3 replies on “What If…Keystudio had been released as an official Yes album in place of Keys To Ascension & Keys To Ascension 2? 471”
I’d have bought the live album and not the Keys new material and saved a few quid. This is the point at which I realised that Yes had given up trying to be creative and just wanted money for nothing.
No doubt there is good music on Keystudio. But it is a lesser album. I don’t think it is money for nothing; I think they were just not as coherent and focused a creative force as they were in the early and mid 70s. Lots of water under the bridge; lot’s of branching out and growing apart. By contrast to Keystudio, I think Magnification shows what happens when they were able to work well together after all (or at least 4 of them), and The Ladder shows what happens when a third party is able to guide them.
I’m sure glad to have the material as a separate album. I enjoy it quite a bit. (But it is no Tormato!) And, honestly, it’s better to keep the studio pieces separate from the live performances. I can’t be the only one who thinks that the studio pieces suffer a bit in the original releases from being put next to the live performances? Especially the first volume.
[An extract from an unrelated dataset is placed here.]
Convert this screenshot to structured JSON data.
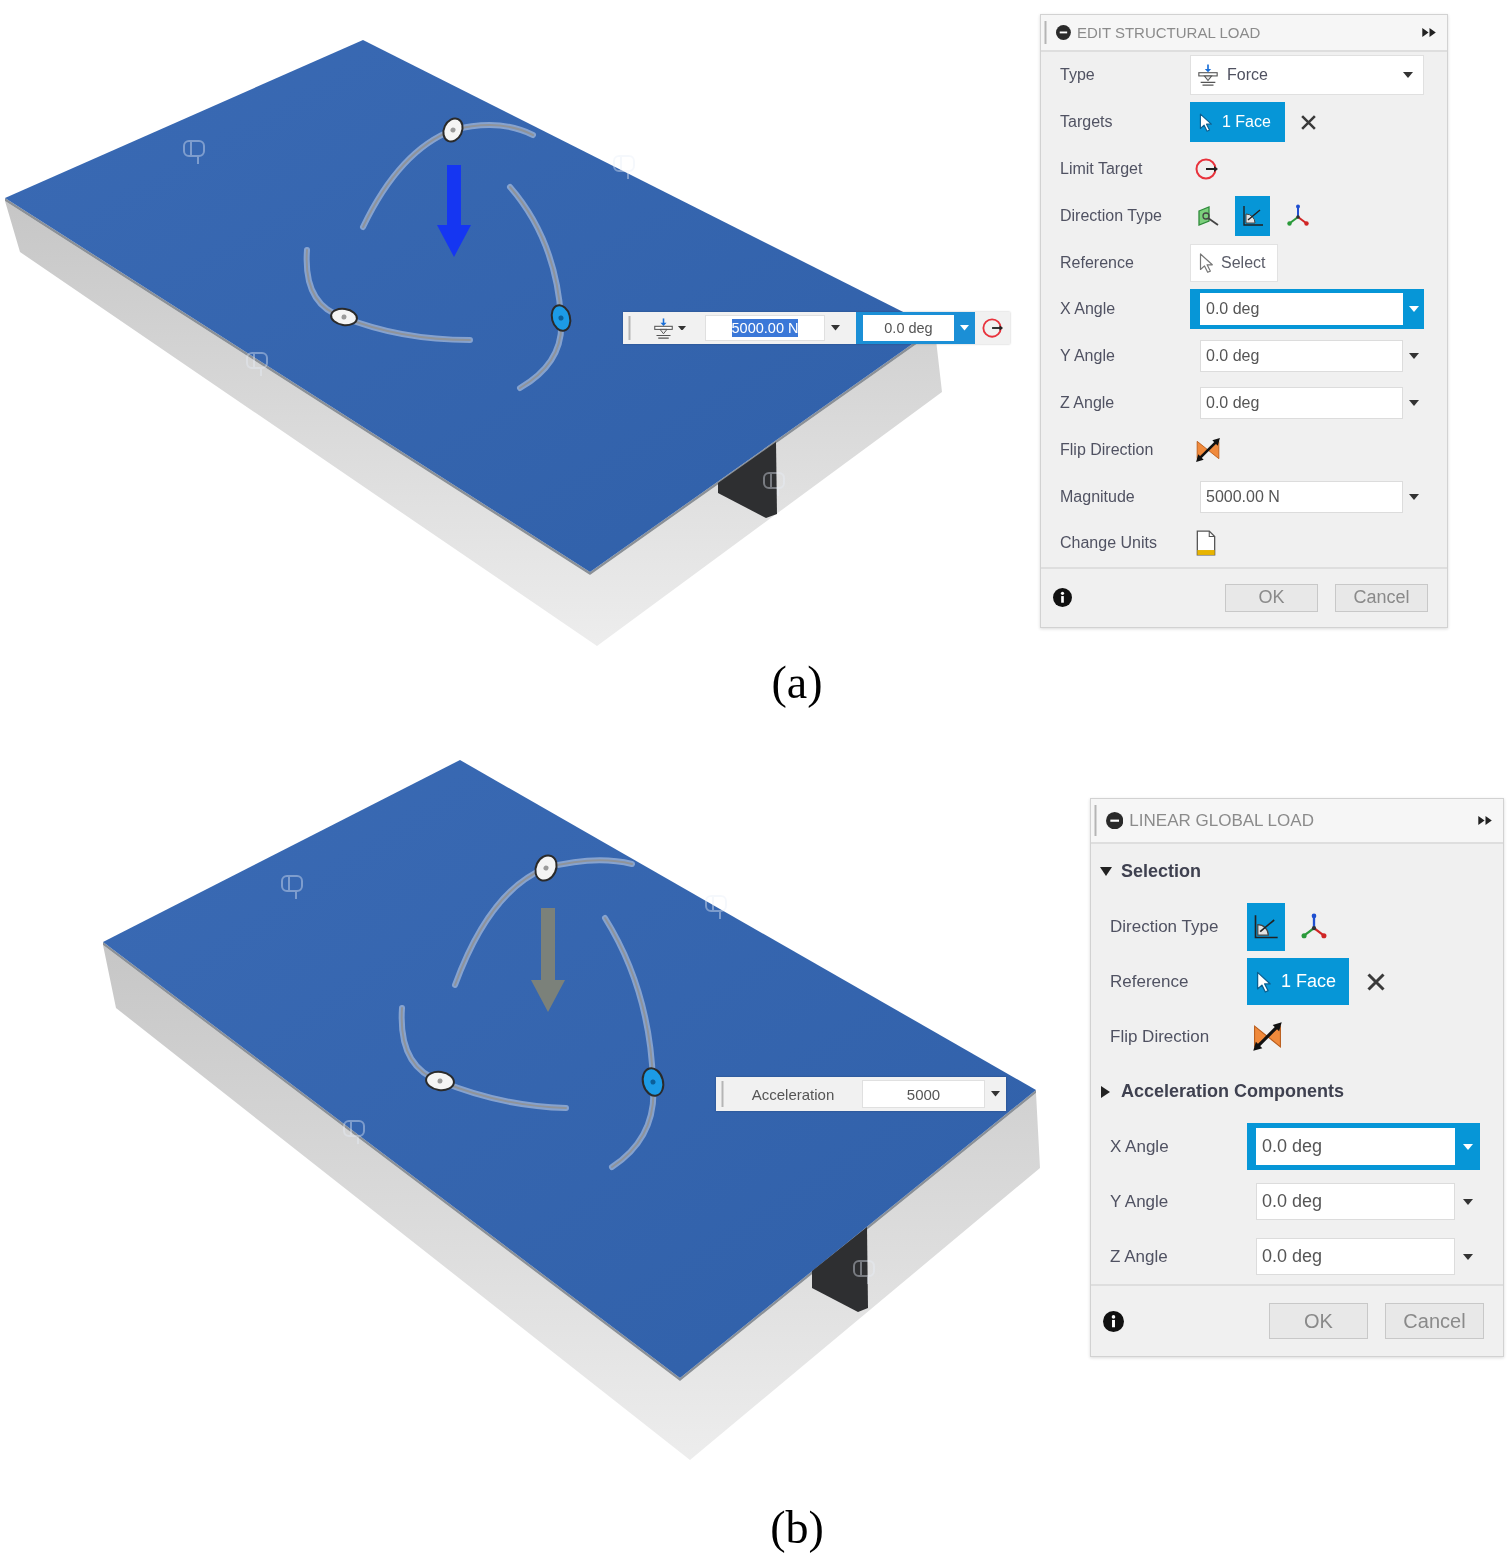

Be the One and That That Is are perfectly nice songs, with lots of lovely parts, but they are just not in the same league as the live material on that album.
The other thing I need to say is regarding Mark’s comment regarding it being a double LP. As far as I remember, it was never issued on vinyl at that time. It would have been a CD.